After a rainstorm in the Bay and snow in the Sierras for Memorial Day, we skipped spring entirely and leapt dramatically into summer. It’s going to be in the high 90s to the low 100s in the East Bay for the next few days, because climate change is real and it wants us to feel bad.
That said, if we have to suffer I should at least get a column topic out of it, right?
Metallica — “Jump in the Fire”
Nothing makes a person less miserable than thematically appropriate Metallica. Or any Metallica really, but thematically appropriate Metallica especially. “Trapped Under Ice” in the winter, “Jump in the Fire” in the summer.
Tangentially, the video above is from Metallica’s performance at Rasputin Records in Berkeley in 2016. I was unable to go because I was busy with work, so my friend and then-coworker Jim Harrington grabbed me a button and guitar pick and left them on my desk in the newsroom. Then, before I could pick it up on Monday morning, I was laid off. I eventually got it when cleaning out my desk a couple weeks later.
The first moral of this story is that you shouldn’t skip something fun to work on a Saturday because you may get laid off before you finish the story, rendering that work utterly irrelevant. The second is to never work for a company owned by a hedge fund. The third is that lucky charms are real, because I’ve carried the pick around in my wallet ever since and had nothing but good professional luck.
Sammy Hagar — “This Planet’s On Fire (Burn in Hell)”
Use Bill Nye’s cameo on Last Week Tonight as an intro and it’s pretty much the perfect theme song for climate change. It’s also the perfect theme song for weather like this, since both parts of the song’s title are what I spend a lot of time shouting at nobody in particular when the temperature goes over 95.
Another good choice from Hagar is “I Can’t Drive 55,” since, for many people, myself included, the air conditioning in their car is better than in their house. And many people, myself included, can’t drive 55. But ironically using the car’s AC means more exhaust, which means more carbon, which means higher temperatures.

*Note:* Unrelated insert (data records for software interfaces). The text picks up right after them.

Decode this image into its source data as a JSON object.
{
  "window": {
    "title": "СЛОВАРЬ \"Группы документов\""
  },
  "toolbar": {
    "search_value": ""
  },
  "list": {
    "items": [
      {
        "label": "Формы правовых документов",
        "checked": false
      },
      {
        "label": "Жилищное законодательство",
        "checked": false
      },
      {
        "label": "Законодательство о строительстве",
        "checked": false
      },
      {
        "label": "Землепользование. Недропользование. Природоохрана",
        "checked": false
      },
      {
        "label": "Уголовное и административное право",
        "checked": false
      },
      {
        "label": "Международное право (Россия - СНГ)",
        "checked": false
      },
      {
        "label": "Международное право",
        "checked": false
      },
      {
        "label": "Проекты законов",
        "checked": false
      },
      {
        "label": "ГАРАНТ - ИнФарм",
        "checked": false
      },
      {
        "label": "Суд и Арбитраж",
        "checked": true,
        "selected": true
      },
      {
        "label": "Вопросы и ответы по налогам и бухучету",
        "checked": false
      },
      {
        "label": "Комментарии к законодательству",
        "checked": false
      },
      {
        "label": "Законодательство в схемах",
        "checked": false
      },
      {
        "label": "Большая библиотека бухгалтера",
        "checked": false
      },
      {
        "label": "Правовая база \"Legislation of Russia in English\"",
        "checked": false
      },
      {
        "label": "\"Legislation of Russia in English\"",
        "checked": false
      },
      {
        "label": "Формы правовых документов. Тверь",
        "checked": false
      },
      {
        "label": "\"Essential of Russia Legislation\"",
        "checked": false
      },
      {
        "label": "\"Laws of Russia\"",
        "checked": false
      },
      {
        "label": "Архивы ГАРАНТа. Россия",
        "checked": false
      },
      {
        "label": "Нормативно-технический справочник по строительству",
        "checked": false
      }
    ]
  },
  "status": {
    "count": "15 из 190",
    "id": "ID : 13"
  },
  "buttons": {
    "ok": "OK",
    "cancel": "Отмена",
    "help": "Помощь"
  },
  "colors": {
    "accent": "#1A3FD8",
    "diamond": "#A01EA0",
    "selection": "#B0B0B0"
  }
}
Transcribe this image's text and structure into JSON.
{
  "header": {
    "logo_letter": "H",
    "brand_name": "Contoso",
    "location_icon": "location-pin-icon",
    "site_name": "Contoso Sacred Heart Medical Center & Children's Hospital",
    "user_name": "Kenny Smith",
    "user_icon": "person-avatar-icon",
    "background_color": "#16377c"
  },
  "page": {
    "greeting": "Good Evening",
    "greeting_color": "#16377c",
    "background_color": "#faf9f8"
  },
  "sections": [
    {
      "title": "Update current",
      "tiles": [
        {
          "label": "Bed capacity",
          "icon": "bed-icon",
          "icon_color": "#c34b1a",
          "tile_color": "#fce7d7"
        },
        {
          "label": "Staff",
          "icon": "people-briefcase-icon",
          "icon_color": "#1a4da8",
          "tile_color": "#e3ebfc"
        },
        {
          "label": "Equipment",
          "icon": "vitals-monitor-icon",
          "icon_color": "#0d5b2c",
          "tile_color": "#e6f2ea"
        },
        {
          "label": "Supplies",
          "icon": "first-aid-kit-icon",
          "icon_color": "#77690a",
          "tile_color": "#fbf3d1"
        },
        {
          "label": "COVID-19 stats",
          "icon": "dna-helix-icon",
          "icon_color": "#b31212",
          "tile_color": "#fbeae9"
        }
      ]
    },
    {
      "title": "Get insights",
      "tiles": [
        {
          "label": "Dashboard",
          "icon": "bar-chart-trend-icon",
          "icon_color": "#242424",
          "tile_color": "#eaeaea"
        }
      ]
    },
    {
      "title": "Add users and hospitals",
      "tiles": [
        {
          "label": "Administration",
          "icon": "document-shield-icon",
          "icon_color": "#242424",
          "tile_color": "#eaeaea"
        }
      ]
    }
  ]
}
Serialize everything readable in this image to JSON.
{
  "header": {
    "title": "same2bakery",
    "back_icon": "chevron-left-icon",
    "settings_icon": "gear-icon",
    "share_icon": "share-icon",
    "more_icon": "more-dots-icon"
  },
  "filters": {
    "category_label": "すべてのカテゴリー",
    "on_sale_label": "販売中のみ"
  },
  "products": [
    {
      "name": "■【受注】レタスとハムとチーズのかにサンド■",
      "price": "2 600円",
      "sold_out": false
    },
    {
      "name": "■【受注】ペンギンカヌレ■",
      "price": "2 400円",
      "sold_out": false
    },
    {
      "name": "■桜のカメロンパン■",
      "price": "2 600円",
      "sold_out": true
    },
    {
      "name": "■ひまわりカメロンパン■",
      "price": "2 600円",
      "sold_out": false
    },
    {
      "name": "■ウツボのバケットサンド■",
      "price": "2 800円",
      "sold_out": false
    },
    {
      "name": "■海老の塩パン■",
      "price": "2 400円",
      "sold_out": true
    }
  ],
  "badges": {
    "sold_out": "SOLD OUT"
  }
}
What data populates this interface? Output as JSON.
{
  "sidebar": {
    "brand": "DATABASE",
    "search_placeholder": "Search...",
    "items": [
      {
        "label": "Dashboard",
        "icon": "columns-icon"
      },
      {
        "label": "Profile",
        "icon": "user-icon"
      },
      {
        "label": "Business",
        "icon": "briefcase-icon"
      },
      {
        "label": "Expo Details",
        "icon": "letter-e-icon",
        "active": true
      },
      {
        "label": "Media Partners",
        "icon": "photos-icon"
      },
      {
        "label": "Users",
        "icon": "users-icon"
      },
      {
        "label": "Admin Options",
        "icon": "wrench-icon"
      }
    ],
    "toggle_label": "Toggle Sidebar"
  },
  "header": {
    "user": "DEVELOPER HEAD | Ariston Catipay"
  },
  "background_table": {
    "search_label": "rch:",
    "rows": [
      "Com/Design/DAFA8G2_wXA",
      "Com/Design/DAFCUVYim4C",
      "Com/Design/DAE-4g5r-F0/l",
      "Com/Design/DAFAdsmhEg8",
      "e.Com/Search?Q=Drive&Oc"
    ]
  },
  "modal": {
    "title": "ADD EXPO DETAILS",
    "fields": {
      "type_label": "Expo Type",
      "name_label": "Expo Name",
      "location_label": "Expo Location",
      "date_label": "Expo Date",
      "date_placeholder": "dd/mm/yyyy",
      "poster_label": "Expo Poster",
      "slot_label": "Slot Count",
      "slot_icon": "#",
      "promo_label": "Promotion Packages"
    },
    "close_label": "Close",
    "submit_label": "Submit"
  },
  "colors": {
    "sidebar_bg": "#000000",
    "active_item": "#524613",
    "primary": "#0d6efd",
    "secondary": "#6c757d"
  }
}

Deep Purple — “Burn”
Is this list all hard rock and metal because those genres evoke an unbearably hot day the best or because they have a disproportionate number of songs about things being on fire?
The answer, of course, is yes.
Deep Purple is underappreciated these days in the annals of hard rock. They deserve to stand with Black Sabbath and Led Zeppelin as pioneers of hard rock, just like The Kinks deserve to stand with the Beatles and the Rolling Stones as members of the British Invasion. But alas, apparently people can only remember two bands at a time from any group of musical revolutionaries.
Van Halen — “On Fire”
The last song on Van Halen’s debut album is aptly named, because Eddie Van Halen is absolutely on fire on the guitar for this one.
I understand that it’s dangerous to put a Sammy Hagar song on the same list as a Diamond-Dave-era Van Halen song. Among Van Halen fandom, Roth fans and Hagar fans are roughly akin to Catholicism and Protestantism, or Sunni and Shia, or Kirk and Picard. But can’t we all just get along? It’s way too hot to fight. Or do anything else.
Donna Summer — “Hot Stuff”
Man cannot live by metal alone. Sometimes you just need a little Donna Summer in your life. And this is one of those times.
Now if you’ll excuse me I’m going to go see if I fit in the fridge if I take all the shelves out.
Follow editor Daniel J. Willis and tweet column ideas to him at Twitter.com/BayAreaData.